Data provided
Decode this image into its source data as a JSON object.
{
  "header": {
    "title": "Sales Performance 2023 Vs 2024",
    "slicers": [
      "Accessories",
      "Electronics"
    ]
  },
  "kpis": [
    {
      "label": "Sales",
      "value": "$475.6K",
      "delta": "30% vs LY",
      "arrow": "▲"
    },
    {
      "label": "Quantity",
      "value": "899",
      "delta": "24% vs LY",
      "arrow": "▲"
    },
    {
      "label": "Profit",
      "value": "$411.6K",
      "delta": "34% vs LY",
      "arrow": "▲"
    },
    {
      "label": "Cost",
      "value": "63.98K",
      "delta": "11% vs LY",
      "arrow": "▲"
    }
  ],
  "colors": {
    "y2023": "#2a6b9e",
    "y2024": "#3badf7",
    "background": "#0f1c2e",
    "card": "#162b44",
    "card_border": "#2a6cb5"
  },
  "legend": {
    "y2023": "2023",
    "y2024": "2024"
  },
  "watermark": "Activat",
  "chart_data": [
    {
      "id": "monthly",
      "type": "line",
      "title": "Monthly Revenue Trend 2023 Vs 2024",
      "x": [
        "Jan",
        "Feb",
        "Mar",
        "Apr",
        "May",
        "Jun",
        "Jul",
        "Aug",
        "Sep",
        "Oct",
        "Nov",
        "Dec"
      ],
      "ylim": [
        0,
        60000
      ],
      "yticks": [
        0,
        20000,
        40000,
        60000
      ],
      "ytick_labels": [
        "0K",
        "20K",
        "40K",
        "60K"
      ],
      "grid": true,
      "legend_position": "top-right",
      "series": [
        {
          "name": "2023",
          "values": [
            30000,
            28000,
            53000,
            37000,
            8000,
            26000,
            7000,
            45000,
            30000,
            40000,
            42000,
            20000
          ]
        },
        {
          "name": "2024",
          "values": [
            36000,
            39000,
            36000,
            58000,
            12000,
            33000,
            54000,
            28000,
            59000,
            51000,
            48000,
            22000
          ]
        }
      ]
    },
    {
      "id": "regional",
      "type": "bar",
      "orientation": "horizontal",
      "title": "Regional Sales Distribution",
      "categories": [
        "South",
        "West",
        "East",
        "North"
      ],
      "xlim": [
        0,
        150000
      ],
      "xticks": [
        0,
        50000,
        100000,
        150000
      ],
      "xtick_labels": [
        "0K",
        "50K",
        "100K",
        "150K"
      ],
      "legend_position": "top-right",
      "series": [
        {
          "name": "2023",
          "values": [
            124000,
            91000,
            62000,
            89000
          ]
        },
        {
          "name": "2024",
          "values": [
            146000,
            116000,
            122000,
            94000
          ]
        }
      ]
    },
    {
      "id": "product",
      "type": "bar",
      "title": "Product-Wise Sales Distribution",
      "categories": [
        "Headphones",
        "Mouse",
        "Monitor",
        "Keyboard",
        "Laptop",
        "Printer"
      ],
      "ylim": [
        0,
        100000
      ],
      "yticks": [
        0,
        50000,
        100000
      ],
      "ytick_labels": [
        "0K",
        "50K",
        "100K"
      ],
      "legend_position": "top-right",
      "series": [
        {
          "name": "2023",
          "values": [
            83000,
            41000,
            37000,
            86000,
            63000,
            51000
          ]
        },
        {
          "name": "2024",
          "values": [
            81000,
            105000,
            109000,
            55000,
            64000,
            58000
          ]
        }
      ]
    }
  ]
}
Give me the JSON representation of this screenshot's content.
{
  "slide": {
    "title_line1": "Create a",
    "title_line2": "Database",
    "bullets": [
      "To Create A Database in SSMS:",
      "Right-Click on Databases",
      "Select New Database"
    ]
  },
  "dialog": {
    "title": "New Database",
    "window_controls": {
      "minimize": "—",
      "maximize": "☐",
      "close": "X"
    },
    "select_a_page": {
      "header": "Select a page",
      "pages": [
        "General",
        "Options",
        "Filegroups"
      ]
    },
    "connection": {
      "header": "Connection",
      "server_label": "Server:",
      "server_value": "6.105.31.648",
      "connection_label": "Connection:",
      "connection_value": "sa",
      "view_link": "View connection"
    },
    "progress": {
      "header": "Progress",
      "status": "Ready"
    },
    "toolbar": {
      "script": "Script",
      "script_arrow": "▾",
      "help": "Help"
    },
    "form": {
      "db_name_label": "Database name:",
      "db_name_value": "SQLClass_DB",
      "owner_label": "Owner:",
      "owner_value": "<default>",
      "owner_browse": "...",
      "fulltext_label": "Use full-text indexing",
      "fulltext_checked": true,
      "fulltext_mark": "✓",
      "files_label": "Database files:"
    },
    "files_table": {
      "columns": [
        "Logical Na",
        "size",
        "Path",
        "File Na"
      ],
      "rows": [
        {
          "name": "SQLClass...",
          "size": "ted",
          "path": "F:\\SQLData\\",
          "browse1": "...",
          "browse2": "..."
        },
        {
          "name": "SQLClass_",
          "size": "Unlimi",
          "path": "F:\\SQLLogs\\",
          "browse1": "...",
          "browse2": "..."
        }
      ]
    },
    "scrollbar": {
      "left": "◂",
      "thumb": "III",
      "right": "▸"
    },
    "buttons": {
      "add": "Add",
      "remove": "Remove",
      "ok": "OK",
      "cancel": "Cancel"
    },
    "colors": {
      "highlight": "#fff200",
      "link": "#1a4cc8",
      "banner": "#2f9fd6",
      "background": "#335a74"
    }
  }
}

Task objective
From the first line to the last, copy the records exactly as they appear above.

Your response
Decode this image into its source data as a JSON object.
{
  "header": {
    "title": "Sales Performance 2023 Vs 2024",
    "slicers": [
      "Accessories",
      "Electronics"
    ]
  },
  "kpis": [
    {
      "label": "Sales",
      "value": "$475.6K",
      "delta": "30% vs LY",
      "arrow": "▲"
    },
    {
      "label": "Quantity",
      "value": "899",
      "delta": "24% vs LY",
      "arrow": "▲"
    },
    {
      "label": "Profit",
      "value": "$411.6K",
      "delta": "34% vs LY",
      "arrow": "▲"
    },
    {
      "label": "Cost",
      "value": "63.98K",
      "delta": "11% vs LY",
      "arrow": "▲"
    }
  ],
  "colors": {
    "y2023": "#2a6b9e",
    "y2024": "#3badf7",
    "background": "#0f1c2e",
    "card": "#162b44",
    "card_border": "#2a6cb5"
  },
  "legend": {
    "y2023": "2023",
    "y2024": "2024"
  },
  "watermark": "Activat",
  "chart_data": [
    {
      "id": "monthly",
      "type": "line",
      "title": "Monthly Revenue Trend 2023 Vs 2024",
      "x": [
        "Jan",
        "Feb",
        "Mar",
        "Apr",
        "May",
        "Jun",
        "Jul",
        "Aug",
        "Sep",
        "Oct",
        "Nov",
        "Dec"
      ],
      "ylim": [
        0,
        60000
      ],
      "yticks": [
        0,
        20000,
        40000,
        60000
      ],
      "ytick_labels": [
        "0K",
        "20K",
        "40K",
        "60K"
      ],
      "grid": true,
      "legend_position": "top-right",
      "series": [
        {
          "name": "2023",
          "values": [
            30000,
            28000,
            53000,
            37000,
            8000,
            26000,
            7000,
            45000,
            30000,
            40000,
            42000,
            20000
          ]
        },
        {
          "name": "2024",
          "values": [
            36000,
            39000,
            36000,
            58000,
            12000,
            33000,
            54000,
            28000,
            59000,
            51000,
            48000,
            22000
          ]
        }
      ]
    },
    {
      "id": "regional",
      "type": "bar",
      "orientation": "horizontal",
      "title": "Regional Sales Distribution",
      "categories": [
        "South",
        "West",
        "East",
        "North"
      ],
      "xlim": [
        0,
        150000
      ],
      "xticks": [
        0,
        50000,
        100000,
        150000
      ],
      "xtick_labels": [
        "0K",
        "50K",
        "100K",
        "150K"
      ],
      "legend_position": "top-right",
      "series": [
        {
          "name": "2023",
          "values": [
            124000,
            91000,
            62000,
            89000
          ]
        },
        {
          "name": "2024",
          "values": [
            146000,
            116000,
            122000,
            94000
          ]
        }
      ]
    },
    {
      "id": "product",
      "type": "bar",
      "title": "Product-Wise Sales Distribution",
      "categories": [
        "Headphones",
        "Mouse",
        "Monitor",
        "Keyboard",
        "Laptop",
        "Printer"
      ],
      "ylim": [
        0,
        100000
      ],
      "yticks": [
        0,
        50000,
        100000
      ],
      "ytick_labels": [
        "0K",
        "50K",
        "100K"
      ],
      "legend_position": "top-right",
      "series": [
        {
          "name": "2023",
          "values": [
            83000,
            41000,
            37000,
            86000,
            63000,
            51000
          ]
        },
        {
          "name": "2024",
          "values": [
            81000,
            105000,
            109000,
            55000,
            64000,
            58000
          ]
        }
      ]
    }
  ]
}
Give me the JSON representation of this screenshot's content.
{
  "slide": {
    "title_line1": "Create a",
    "title_line2": "Database",
    "bullets": [
      "To Create A Database in SSMS:",
      "Right-Click on Databases",
      "Select New Database"
    ]
  },
  "dialog": {
    "title": "New Database",
    "window_controls": {
      "minimize": "—",
      "maximize": "☐",
      "close": "X"
    },
    "select_a_page": {
      "header": "Select a page",
      "pages": [
        "General",
        "Options",
        "Filegroups"
      ]
    },
    "connection": {
      "header": "Connection",
      "server_label": "Server:",
      "server_value": "6.105.31.648",
      "connection_label": "Connection:",
      "connection_value": "sa",
      "view_link": "View connection"
    },
    "progress": {
      "header": "Progress",
      "status": "Ready"
    },
    "toolbar": {
      "script": "Script",
      "script_arrow": "▾",
      "help": "Help"
    },
    "form": {
      "db_name_label": "Database name:",
      "db_name_value": "SQLClass_DB",
      "owner_label": "Owner:",
      "owner_value": "<default>",
      "owner_browse": "...",
      "fulltext_label": "Use full-text indexing",
      "fulltext_checked": true,
      "fulltext_mark": "✓",
      "files_label": "Database files:"
    },
    "files_table": {
      "columns": [
        "Logical Na",
        "size",
        "Path",
        "File Na"
      ],
      "rows": [
        {
          "name": "SQLClass...",
          "size": "ted",
          "path": "F:\\SQLData\\",
          "browse1": "...",
          "browse2": "..."
        },
        {
          "name": "SQLClass_",
          "size": "Unlimi",
          "path": "F:\\SQLLogs\\",
          "browse1": "...",
          "browse2": "..."
        }
      ]
    },
    "scrollbar": {
      "left": "◂",
      "thumb": "III",
      "right": "▸"
    },
    "buttons": {
      "add": "Add",
      "remove": "Remove",
      "ok": "OK",
      "cancel": "Cancel"
    },
    "colors": {
      "highlight": "#fff200",
      "link": "#1a4cc8",
      "banner": "#2f9fd6",
      "background": "#335a74"
    }
  }
}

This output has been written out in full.